Android phones target of hackers
Operating system that's on 80 per cent of smartphones is 'particularly vulnerable' to malware attacks, says cyber security centre
Users of Android mobile devices are at higher risk of being targeted by malicious software than users of other operating systems, according to the city's cyber security watchdog.
The Android system dominates about 80 per cent of the smartphone market, making it the top target of malicious software, or malware, said Leung Siu-cheong, a senior consultant with the Computer Emergency Response Team Co-ordination Centre. "It's particularly vulnerable due to its large number of users and comparatively lower app development cost," Leung said.
"Application-to-application communication is also more flexible for Android users than Apple's iOS system and has less stringent requirements."
A recent study by the centre identified at least six out of 180 phone apps as being at high risk of attack. The analysis was done based on apps available in Google's Play Store. Three of the six were withdrawn from Google's Hong Kong store. All of them were free apps, ranging from video streaming and games to fortune-telling.
Several of the apps were found with malware, such as the Android.Trojan.Generic, a backdoor trojan virus, which runs in the background and allows remote access to the infected device. That means access to sensitive information such as internet activity, passwords, location and International Mobile Station Equipment Identity (IMEI) - a unique 15-digit identifier built into every mobile device.
Others were found to have dangerous "advertisement plug-ins". Ad plug-ins come packaged with the apps and can be downloaded and installed without a user's permission. Once installed, adware can collect information about the mobile device without approval.
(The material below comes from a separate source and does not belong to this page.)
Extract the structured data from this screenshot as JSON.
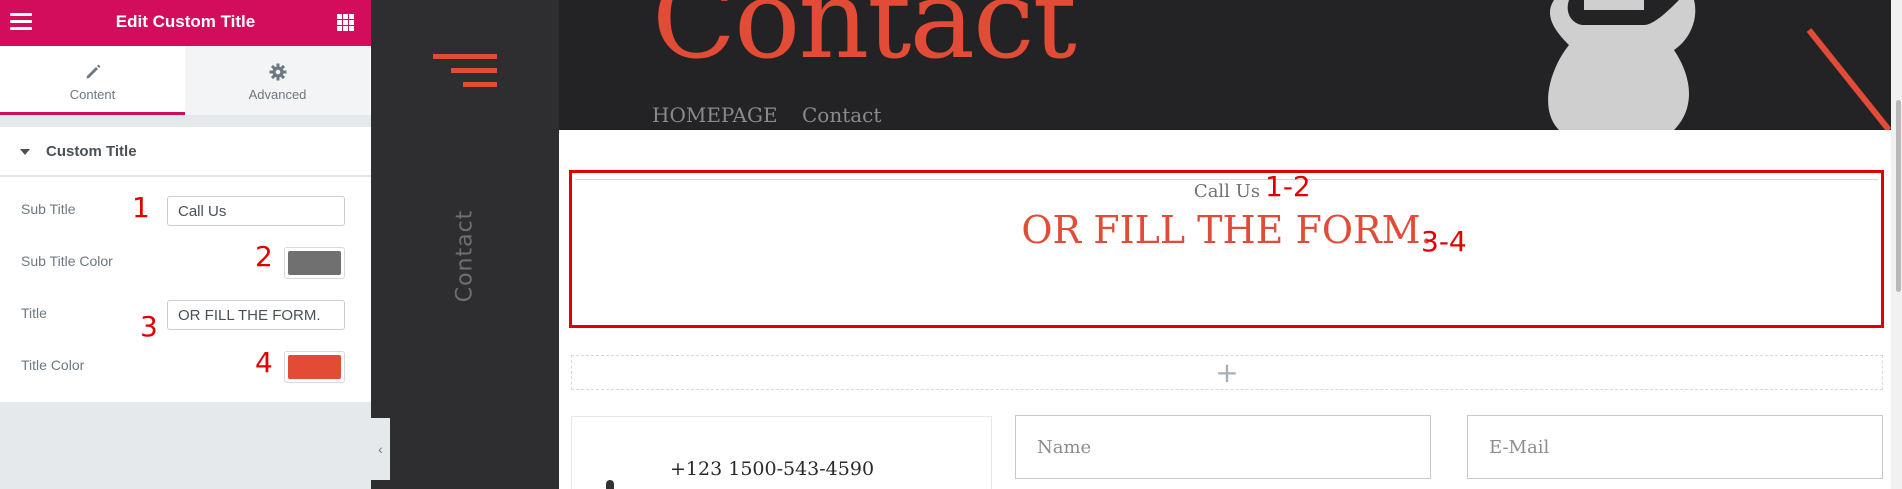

It can then be passed on.
"Many people often forget smartphones are also computers and they think there is no need to install anti-virus software," Leung said, adding there was a lack of awareness of cyber security for mobile devices in the city.
"There are more types of malware on smartphones than PCs, so people must do more to protect themselves," Leung said.
He encouraged users to keep their apps to a minimum and to delete the ones they rarely use.
The centre will conduct a "cyber drill" in November to test the response of mobile network operators and internet service providers to large-scale cyberattacks.